§ **Website and app data records**

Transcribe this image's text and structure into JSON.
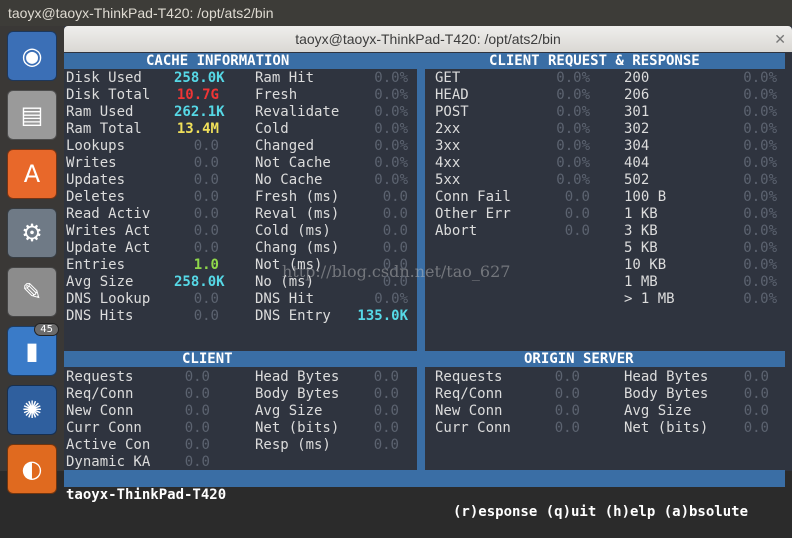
{
  "topbar": {
    "title": "taoyx@taoyx-ThinkPad-T420: /opt/ats2/bin"
  },
  "launcher": {
    "items": [
      {
        "icon": "ubuntu-logo-icon",
        "color": "#3b6fb6"
      },
      {
        "icon": "file-cabinet-icon",
        "color": "#9a9a9a"
      },
      {
        "icon": "software-center-icon",
        "color": "#e8682a"
      },
      {
        "icon": "settings-wrench-icon",
        "color": "#6f7a86"
      },
      {
        "icon": "text-editor-icon",
        "color": "#8c8c8c"
      },
      {
        "icon": "thermometer-icon",
        "color": "#3a7bc8",
        "badge": "45"
      },
      {
        "icon": "shutter-aperture-icon",
        "color": "#2f5f9e"
      },
      {
        "icon": "firefox-icon",
        "color": "#e06a1f"
      }
    ]
  },
  "window": {
    "title": "taoyx@taoyx-ThinkPad-T420: /opt/ats2/bin"
  },
  "panels": {
    "cache_title": "CACHE INFORMATION",
    "client_rr_title": "CLIENT REQUEST & RESPONSE",
    "client_title": "CLIENT",
    "origin_title": "ORIGIN SERVER"
  },
  "cache_col1": [
    {
      "label": "Disk Used",
      "value": "258.0K",
      "style": "cyan"
    },
    {
      "label": "Disk Total",
      "value": "10.7G",
      "style": "red"
    },
    {
      "label": "Ram Used",
      "value": "262.1K",
      "style": "cyan"
    },
    {
      "label": "Ram Total",
      "value": "13.4M",
      "style": "yellow"
    },
    {
      "label": "Lookups",
      "value": "0.0",
      "style": "dim"
    },
    {
      "label": "Writes",
      "value": "0.0",
      "style": "dim"
    },
    {
      "label": "Updates",
      "value": "0.0",
      "style": "dim"
    },
    {
      "label": "Deletes",
      "value": "0.0",
      "style": "dim"
    },
    {
      "label": "Read Activ",
      "value": "0.0",
      "style": "dim"
    },
    {
      "label": "Writes Act",
      "value": "0.0",
      "style": "dim"
    },
    {
      "label": "Update Act",
      "value": "0.0",
      "style": "dim"
    },
    {
      "label": "Entries",
      "value": "1.0",
      "style": "green"
    },
    {
      "label": "Avg Size",
      "value": "258.0K",
      "style": "cyan"
    },
    {
      "label": "DNS Lookup",
      "value": "0.0",
      "style": "dim"
    },
    {
      "label": "DNS Hits",
      "value": "0.0",
      "style": "dim"
    }
  ],
  "cache_col2": [
    {
      "label": "Ram Hit",
      "value": "0.0%",
      "style": "dim"
    },
    {
      "label": "Fresh",
      "value": "0.0%",
      "style": "dim"
    },
    {
      "label": "Revalidate",
      "value": "0.0%",
      "style": "dim"
    },
    {
      "label": "Cold",
      "value": "0.0%",
      "style": "dim"
    },
    {
      "label": "Changed",
      "value": "0.0%",
      "style": "dim"
    },
    {
      "label": "Not Cache",
      "value": "0.0%",
      "style": "dim"
    },
    {
      "label": "No Cache",
      "value": "0.0%",
      "style": "dim"
    },
    {
      "label": "Fresh (ms)",
      "value": "0.0",
      "style": "dim"
    },
    {
      "label": "Reval (ms)",
      "value": "0.0",
      "style": "dim"
    },
    {
      "label": "Cold (ms)",
      "value": "0.0",
      "style": "dim"
    },
    {
      "label": "Chang (ms)",
      "value": "0.0",
      "style": "dim"
    },
    {
      "label": "Not (ms)",
      "value": "0.0",
      "style": "dim"
    },
    {
      "label": "No (ms)",
      "value": "0.0",
      "style": "dim"
    },
    {
      "label": "DNS Hit",
      "value": "0.0%",
      "style": "dim"
    },
    {
      "label": "DNS Entry",
      "value": "135.0K",
      "style": "cyan"
    }
  ],
  "crr_col1": [
    {
      "label": "GET",
      "value": "0.0%"
    },
    {
      "label": "HEAD",
      "value": "0.0%"
    },
    {
      "label": "POST",
      "value": "0.0%"
    },
    {
      "label": "2xx",
      "value": "0.0%"
    },
    {
      "label": "3xx",
      "value": "0.0%"
    },
    {
      "label": "4xx",
      "value": "0.0%"
    },
    {
      "label": "5xx",
      "value": "0.0%"
    },
    {
      "label": "Conn Fail",
      "value": "0.0"
    },
    {
      "label": "Other Err",
      "value": "0.0"
    },
    {
      "label": "Abort",
      "value": "0.0"
    }
  ],
  "crr_col2": [
    {
      "label": "200",
      "value": "0.0%"
    },
    {
      "label": "206",
      "value": "0.0%"
    },
    {
      "label": "301",
      "value": "0.0%"
    },
    {
      "label": "302",
      "value": "0.0%"
    },
    {
      "label": "304",
      "value": "0.0%"
    },
    {
      "label": "404",
      "value": "0.0%"
    },
    {
      "label": "502",
      "value": "0.0%"
    },
    {
      "label": "100 B",
      "value": "0.0%"
    },
    {
      "label": "1 KB",
      "value": "0.0%"
    },
    {
      "label": "3 KB",
      "value": "0.0%"
    },
    {
      "label": "5 KB",
      "value": "0.0%"
    },
    {
      "label": "10 KB",
      "value": "0.0%"
    },
    {
      "label": "1 MB",
      "value": "0.0%"
    },
    {
      "label": "> 1 MB",
      "value": "0.0%"
    }
  ],
  "client_col1": [
    {
      "label": "Requests",
      "value": "0.0"
    },
    {
      "label": "Req/Conn",
      "value": "0.0"
    },
    {
      "label": "New Conn",
      "value": "0.0"
    },
    {
      "label": "Curr Conn",
      "value": "0.0"
    },
    {
      "label": "Active Con",
      "value": "0.0"
    },
    {
      "label": "Dynamic KA",
      "value": "0.0"
    }
  ],
  "client_col2": [
    {
      "label": "Head Bytes",
      "value": "0.0"
    },
    {
      "label": "Body Bytes",
      "value": "0.0"
    },
    {
      "label": "Avg Size",
      "value": "0.0"
    },
    {
      "label": "Net (bits)",
      "value": "0.0"
    },
    {
      "label": "Resp (ms)",
      "value": "0.0"
    }
  ],
  "origin_col1": [
    {
      "label": "Requests",
      "value": "0.0"
    },
    {
      "label": "Req/Conn",
      "value": "0.0"
    },
    {
      "label": "New Conn",
      "value": "0.0"
    },
    {
      "label": "Curr Conn",
      "value": "0.0"
    }
  ],
  "origin_col2": [
    {
      "label": "Head Bytes",
      "value": "0.0"
    },
    {
      "label": "Body Bytes",
      "value": "0.0"
    },
    {
      "label": "Avg Size",
      "value": "0.0"
    },
    {
      "label": "Net (bits)",
      "value": "0.0"
    }
  ],
  "status": {
    "host": "taoyx-ThinkPad-T420",
    "help": "(r)esponse (q)uit (h)elp (a)bsolute"
  },
  "watermark": "http://blog.csdn.net/tao_627"
}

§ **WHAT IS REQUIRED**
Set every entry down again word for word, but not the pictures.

§ **YOUR SOLUTION**
Transcribe this image's text and structure into JSON.
{
  "topbar": {
    "title": "taoyx@taoyx-ThinkPad-T420: /opt/ats2/bin"
  },
  "launcher": {
    "items": [
      {
        "icon": "ubuntu-logo-icon",
        "color": "#3b6fb6"
      },
      {
        "icon": "file-cabinet-icon",
        "color": "#9a9a9a"
      },
      {
        "icon": "software-center-icon",
        "color": "#e8682a"
      },
      {
        "icon": "settings-wrench-icon",
        "color": "#6f7a86"
      },
      {
        "icon": "text-editor-icon",
        "color": "#8c8c8c"
      },
      {
        "icon": "thermometer-icon",
        "color": "#3a7bc8",
        "badge": "45"
      },
      {
        "icon": "shutter-aperture-icon",
        "color": "#2f5f9e"
      },
      {
        "icon": "firefox-icon",
        "color": "#e06a1f"
      }
    ]
  },
  "window": {
    "title": "taoyx@taoyx-ThinkPad-T420: /opt/ats2/bin"
  },
  "panels": {
    "cache_title": "CACHE INFORMATION",
    "client_rr_title": "CLIENT REQUEST & RESPONSE",
    "client_title": "CLIENT",
    "origin_title": "ORIGIN SERVER"
  },
  "cache_col1": [
    {
      "label": "Disk Used",
      "value": "258.0K",
      "style": "cyan"
    },
    {
      "label": "Disk Total",
      "value": "10.7G",
      "style": "red"
    },
    {
      "label": "Ram Used",
      "value": "262.1K",
      "style": "cyan"
    },
    {
      "label": "Ram Total",
      "value": "13.4M",
      "style": "yellow"
    },
    {
      "label": "Lookups",
      "value": "0.0",
      "style": "dim"
    },
    {
      "label": "Writes",
      "value": "0.0",
      "style": "dim"
    },
    {
      "label": "Updates",
      "value": "0.0",
      "style": "dim"
    },
    {
      "label": "Deletes",
      "value": "0.0",
      "style": "dim"
    },
    {
      "label": "Read Activ",
      "value": "0.0",
      "style": "dim"
    },
    {
      "label": "Writes Act",
      "value": "0.0",
      "style": "dim"
    },
    {
      "label": "Update Act",
      "value": "0.0",
      "style": "dim"
    },
    {
      "label": "Entries",
      "value": "1.0",
      "style": "green"
    },
    {
      "label": "Avg Size",
      "value": "258.0K",
      "style": "cyan"
    },
    {
      "label": "DNS Lookup",
      "value": "0.0",
      "style": "dim"
    },
    {
      "label": "DNS Hits",
      "value": "0.0",
      "style": "dim"
    }
  ],
  "cache_col2": [
    {
      "label": "Ram Hit",
      "value": "0.0%",
      "style": "dim"
    },
    {
      "label": "Fresh",
      "value": "0.0%",
      "style": "dim"
    },
    {
      "label": "Revalidate",
      "value": "0.0%",
      "style": "dim"
    },
    {
      "label": "Cold",
      "value": "0.0%",
      "style": "dim"
    },
    {
      "label": "Changed",
      "value": "0.0%",
      "style": "dim"
    },
    {
      "label": "Not Cache",
      "value": "0.0%",
      "style": "dim"
    },
    {
      "label": "No Cache",
      "value": "0.0%",
      "style": "dim"
    },
    {
      "label": "Fresh (ms)",
      "value": "0.0",
      "style": "dim"
    },
    {
      "label": "Reval (ms)",
      "value": "0.0",
      "style": "dim"
    },
    {
      "label": "Cold (ms)",
      "value": "0.0",
      "style": "dim"
    },
    {
      "label": "Chang (ms)",
      "value": "0.0",
      "style": "dim"
    },
    {
      "label": "Not (ms)",
      "value": "0.0",
      "style": "dim"
    },
    {
      "label": "No (ms)",
      "value": "0.0",
      "style": "dim"
    },
    {
      "label": "DNS Hit",
      "value": "0.0%",
      "style": "dim"
    },
    {
      "label": "DNS Entry",
      "value": "135.0K",
      "style": "cyan"
    }
  ],
  "crr_col1": [
    {
      "label": "GET",
      "value": "0.0%"
    },
    {
      "label": "HEAD",
      "value": "0.0%"
    },
    {
      "label": "POST",
      "value": "0.0%"
    },
    {
      "label": "2xx",
      "value": "0.0%"
    },
    {
      "label": "3xx",
      "value": "0.0%"
    },
    {
      "label": "4xx",
      "value": "0.0%"
    },
    {
      "label": "5xx",
      "value": "0.0%"
    },
    {
      "label": "Conn Fail",
      "value": "0.0"
    },
    {
      "label": "Other Err",
      "value": "0.0"
    },
    {
      "label": "Abort",
      "value": "0.0"
    }
  ],
  "crr_col2": [
    {
      "label": "200",
      "value": "0.0%"
    },
    {
      "label": "206",
      "value": "0.0%"
    },
    {
      "label": "301",
      "value": "0.0%"
    },
    {
      "label": "302",
      "value": "0.0%"
    },
    {
      "label": "304",
      "value": "0.0%"
    },
    {
      "label": "404",
      "value": "0.0%"
    },
    {
      "label": "502",
      "value": "0.0%"
    },
    {
      "label": "100 B",
      "value": "0.0%"
    },
    {
      "label": "1 KB",
      "value": "0.0%"
    },
    {
      "label": "3 KB",
      "value": "0.0%"
    },
    {
      "label": "5 KB",
      "value": "0.0%"
    },
    {
      "label": "10 KB",
      "value": "0.0%"
    },
    {
      "label": "1 MB",
      "value": "0.0%"
    },
    {
      "label": "> 1 MB",
      "value": "0.0%"
    }
  ],
  "client_col1": [
    {
      "label": "Requests",
      "value": "0.0"
    },
    {
      "label": "Req/Conn",
      "value": "0.0"
    },
    {
      "label": "New Conn",
      "value": "0.0"
    },
    {
      "label": "Curr Conn",
      "value": "0.0"
    },
    {
      "label": "Active Con",
      "value": "0.0"
    },
    {
      "label": "Dynamic KA",
      "value": "0.0"
    }
  ],
  "client_col2": [
    {
      "label": "Head Bytes",
      "value": "0.0"
    },
    {
      "label": "Body Bytes",
      "value": "0.0"
    },
    {
      "label": "Avg Size",
      "value": "0.0"
    },
    {
      "label": "Net (bits)",
      "value": "0.0"
    },
    {
      "label": "Resp (ms)",
      "value": "0.0"
    }
  ],
  "origin_col1": [
    {
      "label": "Requests",
      "value": "0.0"
    },
    {
      "label": "Req/Conn",
      "value": "0.0"
    },
    {
      "label": "New Conn",
      "value": "0.0"
    },
    {
      "label": "Curr Conn",
      "value": "0.0"
    }
  ],
  "origin_col2": [
    {
      "label": "Head Bytes",
      "value": "0.0"
    },
    {
      "label": "Body Bytes",
      "value": "0.0"
    },
    {
      "label": "Avg Size",
      "value": "0.0"
    },
    {
      "label": "Net (bits)",
      "value": "0.0"
    }
  ],
  "status": {
    "host": "taoyx-ThinkPad-T420",
    "help": "(r)esponse (q)uit (h)elp (a)bsolute"
  },
  "watermark": "http://blog.csdn.net/tao_627"
}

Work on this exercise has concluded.